(Beginning of DATA UNDER STUDY)

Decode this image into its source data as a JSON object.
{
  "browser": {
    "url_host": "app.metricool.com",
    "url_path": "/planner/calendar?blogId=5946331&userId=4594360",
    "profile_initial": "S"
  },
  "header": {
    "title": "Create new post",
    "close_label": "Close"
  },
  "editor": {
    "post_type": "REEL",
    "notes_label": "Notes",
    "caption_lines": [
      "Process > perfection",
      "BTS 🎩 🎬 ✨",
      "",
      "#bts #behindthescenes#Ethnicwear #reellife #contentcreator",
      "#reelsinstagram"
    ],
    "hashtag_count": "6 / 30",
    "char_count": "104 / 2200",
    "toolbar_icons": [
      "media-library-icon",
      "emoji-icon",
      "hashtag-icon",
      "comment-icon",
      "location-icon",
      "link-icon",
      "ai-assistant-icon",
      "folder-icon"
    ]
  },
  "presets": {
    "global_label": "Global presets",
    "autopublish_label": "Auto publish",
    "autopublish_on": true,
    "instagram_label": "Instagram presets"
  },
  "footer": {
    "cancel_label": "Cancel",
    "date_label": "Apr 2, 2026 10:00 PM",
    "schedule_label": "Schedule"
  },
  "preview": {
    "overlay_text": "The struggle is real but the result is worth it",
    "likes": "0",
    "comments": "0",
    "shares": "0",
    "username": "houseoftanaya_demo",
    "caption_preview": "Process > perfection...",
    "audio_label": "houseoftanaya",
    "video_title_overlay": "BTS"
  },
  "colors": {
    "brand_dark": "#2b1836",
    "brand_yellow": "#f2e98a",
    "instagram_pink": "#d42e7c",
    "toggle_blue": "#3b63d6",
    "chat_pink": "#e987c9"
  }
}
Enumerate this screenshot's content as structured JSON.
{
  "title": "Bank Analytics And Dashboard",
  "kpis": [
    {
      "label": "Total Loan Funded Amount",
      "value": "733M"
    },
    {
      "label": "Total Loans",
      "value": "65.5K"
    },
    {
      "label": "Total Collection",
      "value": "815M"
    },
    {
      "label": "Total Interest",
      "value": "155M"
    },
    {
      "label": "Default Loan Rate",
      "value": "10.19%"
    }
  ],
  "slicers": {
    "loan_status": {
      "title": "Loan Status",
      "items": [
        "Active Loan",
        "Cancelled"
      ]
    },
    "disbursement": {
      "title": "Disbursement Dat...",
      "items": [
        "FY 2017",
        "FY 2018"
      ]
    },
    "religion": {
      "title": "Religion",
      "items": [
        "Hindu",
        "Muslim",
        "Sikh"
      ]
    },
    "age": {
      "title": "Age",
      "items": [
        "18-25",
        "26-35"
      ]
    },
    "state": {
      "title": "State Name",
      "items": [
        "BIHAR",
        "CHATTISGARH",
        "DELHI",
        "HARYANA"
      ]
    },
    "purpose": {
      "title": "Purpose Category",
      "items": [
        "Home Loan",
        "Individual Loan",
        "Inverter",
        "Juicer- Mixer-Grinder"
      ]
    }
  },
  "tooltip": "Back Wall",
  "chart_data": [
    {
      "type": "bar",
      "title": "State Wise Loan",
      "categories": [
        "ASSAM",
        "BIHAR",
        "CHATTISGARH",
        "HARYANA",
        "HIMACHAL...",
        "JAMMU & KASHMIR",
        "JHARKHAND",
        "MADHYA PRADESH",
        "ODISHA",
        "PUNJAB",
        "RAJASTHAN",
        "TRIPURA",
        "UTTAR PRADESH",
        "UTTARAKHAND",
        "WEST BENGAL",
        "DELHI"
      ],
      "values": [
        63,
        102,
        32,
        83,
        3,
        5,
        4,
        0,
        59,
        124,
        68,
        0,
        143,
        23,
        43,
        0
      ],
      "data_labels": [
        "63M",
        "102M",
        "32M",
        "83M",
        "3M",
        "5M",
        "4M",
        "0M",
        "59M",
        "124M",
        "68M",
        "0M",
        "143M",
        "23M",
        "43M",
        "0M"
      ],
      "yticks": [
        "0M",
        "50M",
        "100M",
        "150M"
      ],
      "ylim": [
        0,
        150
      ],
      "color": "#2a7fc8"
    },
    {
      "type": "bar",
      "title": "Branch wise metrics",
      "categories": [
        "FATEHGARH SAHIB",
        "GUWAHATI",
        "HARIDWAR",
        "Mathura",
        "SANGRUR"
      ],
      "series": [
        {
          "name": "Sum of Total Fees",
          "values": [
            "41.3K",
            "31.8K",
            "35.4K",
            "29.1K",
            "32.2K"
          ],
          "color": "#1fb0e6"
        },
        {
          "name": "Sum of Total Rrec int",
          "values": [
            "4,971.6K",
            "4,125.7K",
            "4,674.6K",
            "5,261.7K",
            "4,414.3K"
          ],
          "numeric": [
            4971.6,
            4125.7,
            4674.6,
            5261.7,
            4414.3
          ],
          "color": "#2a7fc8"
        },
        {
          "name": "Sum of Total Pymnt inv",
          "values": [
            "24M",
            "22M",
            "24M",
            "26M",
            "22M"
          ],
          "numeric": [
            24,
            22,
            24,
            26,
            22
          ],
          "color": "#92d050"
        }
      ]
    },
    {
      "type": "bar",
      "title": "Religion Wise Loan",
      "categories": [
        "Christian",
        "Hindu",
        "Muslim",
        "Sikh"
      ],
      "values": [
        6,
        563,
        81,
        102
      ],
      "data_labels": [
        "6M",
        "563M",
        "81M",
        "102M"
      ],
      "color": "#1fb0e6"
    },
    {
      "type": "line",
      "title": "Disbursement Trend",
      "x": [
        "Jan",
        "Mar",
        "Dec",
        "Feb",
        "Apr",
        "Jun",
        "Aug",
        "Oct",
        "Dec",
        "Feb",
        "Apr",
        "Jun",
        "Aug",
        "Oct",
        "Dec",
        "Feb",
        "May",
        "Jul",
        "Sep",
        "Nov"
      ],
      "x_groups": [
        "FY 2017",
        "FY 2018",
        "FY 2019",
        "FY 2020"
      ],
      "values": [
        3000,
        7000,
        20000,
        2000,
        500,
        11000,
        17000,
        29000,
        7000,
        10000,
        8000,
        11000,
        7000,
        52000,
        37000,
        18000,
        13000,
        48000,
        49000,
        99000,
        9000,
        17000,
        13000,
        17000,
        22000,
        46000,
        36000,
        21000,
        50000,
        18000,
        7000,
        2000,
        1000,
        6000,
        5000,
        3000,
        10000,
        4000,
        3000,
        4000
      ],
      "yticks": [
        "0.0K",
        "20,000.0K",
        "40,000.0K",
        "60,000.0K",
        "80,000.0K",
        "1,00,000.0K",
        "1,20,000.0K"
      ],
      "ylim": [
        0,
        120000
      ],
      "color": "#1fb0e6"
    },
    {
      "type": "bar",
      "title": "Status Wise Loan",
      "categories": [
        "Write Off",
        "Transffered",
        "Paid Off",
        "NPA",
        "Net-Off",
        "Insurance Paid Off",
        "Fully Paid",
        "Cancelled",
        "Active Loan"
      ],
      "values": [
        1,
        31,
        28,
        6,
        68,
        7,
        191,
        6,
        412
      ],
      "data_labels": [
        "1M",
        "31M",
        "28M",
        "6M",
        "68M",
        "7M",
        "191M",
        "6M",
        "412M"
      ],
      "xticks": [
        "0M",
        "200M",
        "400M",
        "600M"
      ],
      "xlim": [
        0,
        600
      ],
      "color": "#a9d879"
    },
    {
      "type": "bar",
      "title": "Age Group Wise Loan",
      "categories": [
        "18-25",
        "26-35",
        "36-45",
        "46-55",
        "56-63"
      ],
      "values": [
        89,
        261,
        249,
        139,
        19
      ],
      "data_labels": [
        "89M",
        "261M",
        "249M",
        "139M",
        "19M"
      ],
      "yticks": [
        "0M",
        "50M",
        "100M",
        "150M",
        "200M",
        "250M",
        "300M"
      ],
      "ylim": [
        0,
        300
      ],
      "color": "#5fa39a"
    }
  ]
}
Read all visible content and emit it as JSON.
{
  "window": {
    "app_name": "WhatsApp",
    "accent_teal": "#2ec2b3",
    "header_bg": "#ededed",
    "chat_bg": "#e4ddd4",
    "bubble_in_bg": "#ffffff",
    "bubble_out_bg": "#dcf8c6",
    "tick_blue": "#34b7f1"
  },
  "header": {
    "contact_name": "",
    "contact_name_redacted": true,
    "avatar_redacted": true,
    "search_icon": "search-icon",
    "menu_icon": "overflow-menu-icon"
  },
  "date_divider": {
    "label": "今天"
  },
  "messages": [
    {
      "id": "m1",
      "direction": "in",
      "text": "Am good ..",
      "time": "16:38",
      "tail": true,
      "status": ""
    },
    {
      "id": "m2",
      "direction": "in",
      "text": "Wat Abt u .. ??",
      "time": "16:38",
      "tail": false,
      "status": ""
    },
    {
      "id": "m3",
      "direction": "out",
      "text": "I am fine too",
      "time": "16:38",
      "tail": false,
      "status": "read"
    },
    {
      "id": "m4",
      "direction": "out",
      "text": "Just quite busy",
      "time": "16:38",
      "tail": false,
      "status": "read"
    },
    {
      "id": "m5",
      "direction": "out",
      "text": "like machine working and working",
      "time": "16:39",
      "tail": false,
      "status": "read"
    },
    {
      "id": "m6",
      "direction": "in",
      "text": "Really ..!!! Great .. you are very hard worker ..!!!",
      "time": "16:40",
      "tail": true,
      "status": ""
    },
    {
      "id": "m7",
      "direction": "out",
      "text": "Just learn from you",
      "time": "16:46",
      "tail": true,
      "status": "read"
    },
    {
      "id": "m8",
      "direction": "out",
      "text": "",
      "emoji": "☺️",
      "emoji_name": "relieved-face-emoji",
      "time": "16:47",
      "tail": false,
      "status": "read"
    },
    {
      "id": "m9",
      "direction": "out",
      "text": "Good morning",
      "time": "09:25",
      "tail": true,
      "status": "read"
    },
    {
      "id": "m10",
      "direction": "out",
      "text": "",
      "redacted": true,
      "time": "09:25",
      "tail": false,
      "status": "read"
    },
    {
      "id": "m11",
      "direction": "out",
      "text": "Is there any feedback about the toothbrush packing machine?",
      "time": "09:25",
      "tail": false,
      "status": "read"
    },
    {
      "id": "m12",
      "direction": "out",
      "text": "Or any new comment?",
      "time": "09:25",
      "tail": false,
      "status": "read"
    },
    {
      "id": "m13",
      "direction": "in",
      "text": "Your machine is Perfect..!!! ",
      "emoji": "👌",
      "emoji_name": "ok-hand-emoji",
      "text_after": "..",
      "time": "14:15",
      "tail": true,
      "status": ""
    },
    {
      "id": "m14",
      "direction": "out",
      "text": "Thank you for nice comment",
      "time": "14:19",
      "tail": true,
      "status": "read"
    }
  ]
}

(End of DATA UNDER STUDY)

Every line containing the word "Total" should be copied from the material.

TASK RESULT —
      "label": "Total Loan Funded Amount",
      "label": "Total Loans",
      "label": "Total Collection",
      "label": "Total Interest",
          "name": "Sum of Total Fees",
          "name": "Sum of Total Rrec int",
          "name": "Sum of Total Pymnt inv",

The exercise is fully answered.